As a young man I was asked, “What do you want to do when you grow up?” I came to the conclusion that I should follow my passion of science and become a doctor. Half way through college I realized that my passion was no longer being a doctor and was actually teaching people nutrition. A crap ton of student debt later, I realize that my passion is not nutrition but rather the pursuit of knowledge. This “passion” journey illustrates a key point in the book So Good They Can’t Ignore You: Why Skills Trump Passion in the Quest for Work you Love by Cal Newport. Newport makes the point that the conventional wisdom of picking a career based on a preexisting passion is wrong. The passion hypothesis creates the false pretense that there is a perfect job out there-eventually leading to confusion and workplace unhappiness when expectations fall short of reality.

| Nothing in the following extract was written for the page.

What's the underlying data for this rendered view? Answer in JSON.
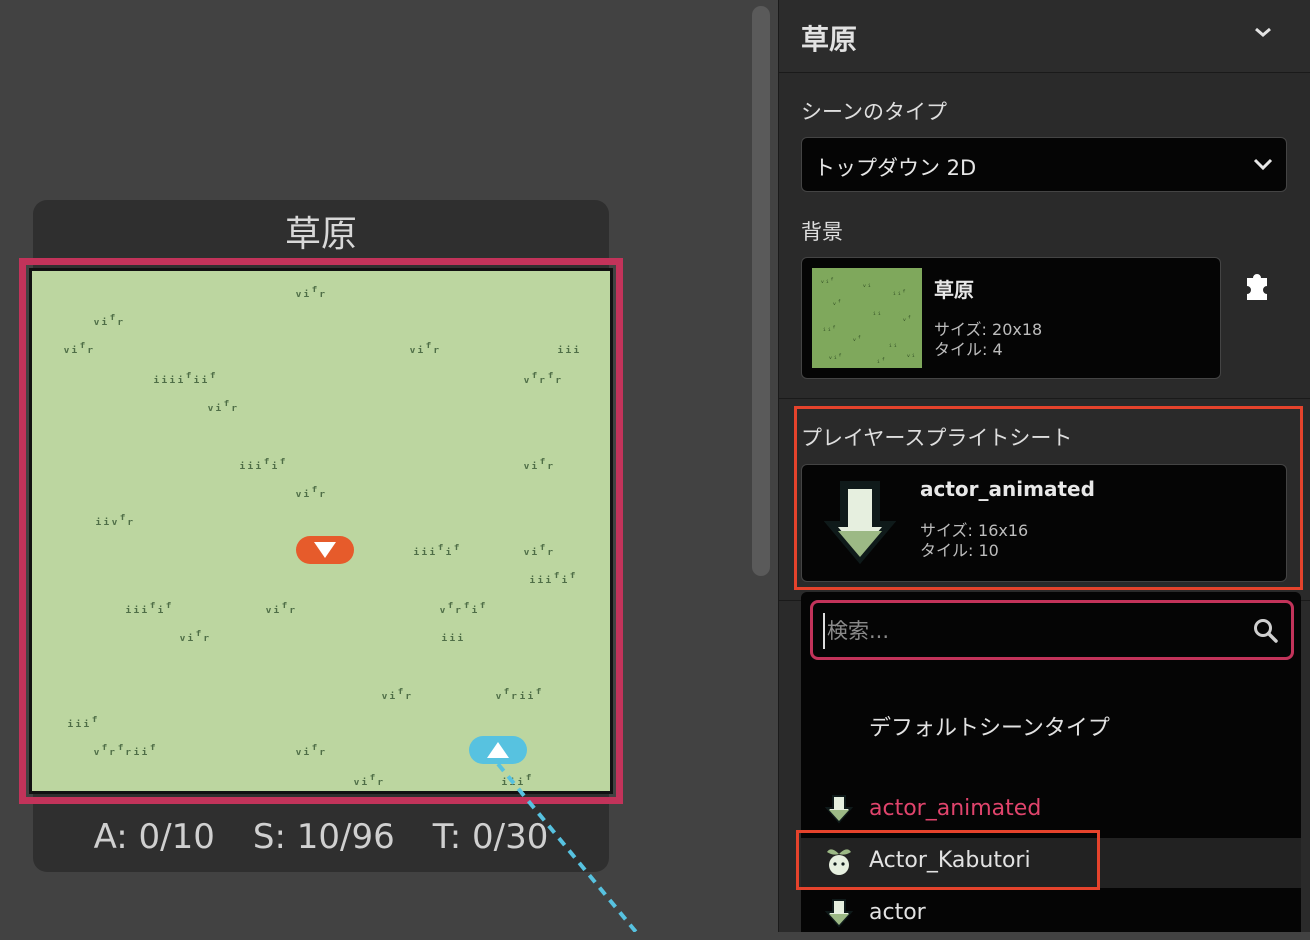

If passion is a poor benchmark for career choice…what is? To find great work, you must first gain “career capital,” which is the acquisition of skills that increase your value to the world; the passion hypothesis reverses this view with the question “what value does the world give to me?” Developing this career capital is done through the technique of deliberate practice. We plateau in our skills and deliberate practice is the quantitative-uncomfortable means of breaking those plateaus and reaching a higher level of skill (think about the contrasting brain effort between strumming a song that you already know compared to learning a brand new song). Deliberate practice builds rare and valuable skills which then leads to rare and valuable traits that define a great career. The valuable traits of a great job include control, autonomy, and creativity; with enough career capital you can receive this magical trio of job nirvana. In addition to this trio, you must develop a sound mission that gives purpose to your career. This mission can only be understood through mastery and attempts of several small projects that give you feedback. For example, I started with a broad mission of helping people through medicine and through several different trials my mission is slightly changed to helping people through knowledge.
How can you apply this to your own career journey? Simply put, “Working right trumps finding the right work (pg 228).” Seek out a job that has the potential for all the valuable traits aforementioned. Put your head down, work hard, and realize that mastery will get you closer to job nirvana. Don’t give up on your pursuit and don’t think that jumping to a new job will bring you happiness-more than likely it will erase most of your hard-earned career capital. Eventually, because you broke skill-level plateaus you can cash in your value for a better position. We enjoy doing things we are good at but sadly people change jobs so much they never reach a level in which they feel control, autonomy, and creativity. This advice does not work if you are in a dead end job that will never provide the valuable traits of a great career-quit and find a career that does! In the end, don’t follow your passion; passions’ change and through mastery one can gain new passions that were never once realized.